Heather Gerken is the J. Skelly Wright Professor of Law at Yale Law School. Professor Gerken specializes in election law and constitutional law.  She has published in the Harvard Law Review, the Yale Law Journal, the Stanford Law Review, Michigan Law Review, Columbia Law Review, Political Theory, Political Science Quarterly, Roll Call, Legal Affairs, Legal Times, The New Republic, Democracy Journal, and elsewhere.  She has served as a commentator for a number of media outlets, including The New York Times, The New Yorker, the L.A. Times, the Chicago Tribune, the Boston Globe, NPR, the Lehrer News Hour, Bill Moyers, CNN, MSNBC, and NBC News. Her most recent scholarship explores questions of election reform, federalism, diversity, and dissent.  Her work has been featured in The Atlantic’s “Ideas of the Year” section, the Ideas Section of the Boston Globe, and NPR’s On the Media.  It has also been the subject of three academic symposia. 

Professor Gerken clerked for Judge Stephen Reinhardt of the 9th Circuit and Justice David Souter of the United States Supreme Court. After practicing for several years, she joined the Harvard faculty in September 2000 and was awarded tenure in 2005. In 2006, she joined the Yale faculty. 

 Professor Gerken has won teaching awards at both Yale and Harvard, been named one of the nation’s “twenty-six best law teachers” by a book published by the Harvard University Press, was featured in the National Law Journal for balancing teaching and research, won a Green Bag award for legal writing, testified three times before Senate Committee on Rules and Administration, and serves as a trustee for Princeton University.  Professor Gerken served as a senior legal adviser in the “Boiler Room” for the Obama for America campaign in 2008 and 2012.  Her proposal for creating a “Democracy Index” was incorporated into separate bills by then-Senator Hillary Clinton, then-Senator Barack Obama, and Congressman Israel and turned into reality by the Pew Charitable Trusts, which created the nation’s first Election Performance Index in 2013.


 
David A. Strauss

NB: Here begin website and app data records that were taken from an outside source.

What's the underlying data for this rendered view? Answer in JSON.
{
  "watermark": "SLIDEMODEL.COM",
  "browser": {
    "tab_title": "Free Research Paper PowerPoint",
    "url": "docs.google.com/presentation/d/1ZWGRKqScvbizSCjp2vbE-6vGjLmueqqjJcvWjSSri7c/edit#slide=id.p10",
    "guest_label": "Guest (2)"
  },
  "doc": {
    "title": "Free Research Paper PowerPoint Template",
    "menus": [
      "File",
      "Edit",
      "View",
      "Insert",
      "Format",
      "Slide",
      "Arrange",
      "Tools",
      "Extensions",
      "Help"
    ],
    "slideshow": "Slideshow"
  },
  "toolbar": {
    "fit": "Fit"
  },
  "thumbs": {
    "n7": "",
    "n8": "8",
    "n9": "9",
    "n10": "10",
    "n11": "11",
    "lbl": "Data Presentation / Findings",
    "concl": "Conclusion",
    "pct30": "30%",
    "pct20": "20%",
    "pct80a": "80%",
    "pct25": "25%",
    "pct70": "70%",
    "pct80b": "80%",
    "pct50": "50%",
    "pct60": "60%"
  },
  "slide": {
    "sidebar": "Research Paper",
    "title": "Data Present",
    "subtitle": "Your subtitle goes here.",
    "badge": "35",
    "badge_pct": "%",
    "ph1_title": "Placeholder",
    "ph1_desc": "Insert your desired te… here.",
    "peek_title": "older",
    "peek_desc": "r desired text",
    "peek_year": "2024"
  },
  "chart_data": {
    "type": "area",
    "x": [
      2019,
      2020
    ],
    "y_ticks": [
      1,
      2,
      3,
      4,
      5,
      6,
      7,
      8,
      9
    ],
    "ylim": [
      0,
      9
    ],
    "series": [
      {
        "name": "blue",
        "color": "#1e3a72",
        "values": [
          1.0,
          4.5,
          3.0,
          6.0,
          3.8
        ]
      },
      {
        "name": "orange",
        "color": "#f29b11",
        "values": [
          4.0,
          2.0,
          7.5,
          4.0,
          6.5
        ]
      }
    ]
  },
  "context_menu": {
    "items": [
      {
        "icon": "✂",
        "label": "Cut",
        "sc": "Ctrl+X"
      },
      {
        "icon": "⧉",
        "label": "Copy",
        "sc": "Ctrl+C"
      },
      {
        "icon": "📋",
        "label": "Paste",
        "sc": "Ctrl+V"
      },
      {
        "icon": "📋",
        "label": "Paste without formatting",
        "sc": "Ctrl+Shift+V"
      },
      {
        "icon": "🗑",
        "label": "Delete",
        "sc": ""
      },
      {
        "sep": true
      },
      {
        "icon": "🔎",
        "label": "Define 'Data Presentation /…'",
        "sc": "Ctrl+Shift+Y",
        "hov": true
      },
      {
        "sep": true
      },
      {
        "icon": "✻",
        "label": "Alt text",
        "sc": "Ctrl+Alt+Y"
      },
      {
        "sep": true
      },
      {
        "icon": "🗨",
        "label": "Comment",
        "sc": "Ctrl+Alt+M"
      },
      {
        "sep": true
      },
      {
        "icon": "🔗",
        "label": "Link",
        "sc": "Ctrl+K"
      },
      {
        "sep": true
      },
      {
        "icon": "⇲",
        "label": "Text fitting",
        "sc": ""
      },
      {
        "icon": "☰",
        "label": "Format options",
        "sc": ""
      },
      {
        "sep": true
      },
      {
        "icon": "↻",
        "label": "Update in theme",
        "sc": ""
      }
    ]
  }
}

David Strauss is the Gerald Ratner Distinguished Service Professor of Law at the University of Chicago Law School. He graduated from Harvard College summa cum laude in 1973. He then spent two years at Magdalen College, Oxford, on the Marshall Scholarship and received a BPhil in politics from Oxford in 1975. In 1978, he graduated magna cum laude from Harvard Law School, where he was developments editor of the Law Review. Before joining the Law School faculty, he worked as an Attorney-Adviser in the Office of Legal Counsel of the U.S. Department of Justice and was an Assistant to the Solicitor General of the United States.

Strauss joined the Law School faculty in 1985. He has published articles on a variety of subjects, principally in constitutional law and related areas, and recently published The Living Constitution (Oxford University Press, 2010). He is, with Geoffrey Stone and Dennis Hutchinson, editor of the Supreme Court Review. He has been a visiting professor at Harvard and Georgetown. He is a Fellow of the American Academy of Arts and Sciences.

Strauss has argued eighteen cases before the United States Supreme Court. In 1990, he served as Special Counsel to the Committee on the Judiciary of the United States Senate. He is a member of the national Board of Directors of the American Constitution Society. He has also served Chair of the Board of Trustees of the University of Chicago Laboratory Schools and as a member of the Board of Governors of the Chicago Council of Lawyers. In addition to his current teaching interests - constitutional law, federal jurisdiction, elements of the law, and administrative law - he has taught civil procedure and torts.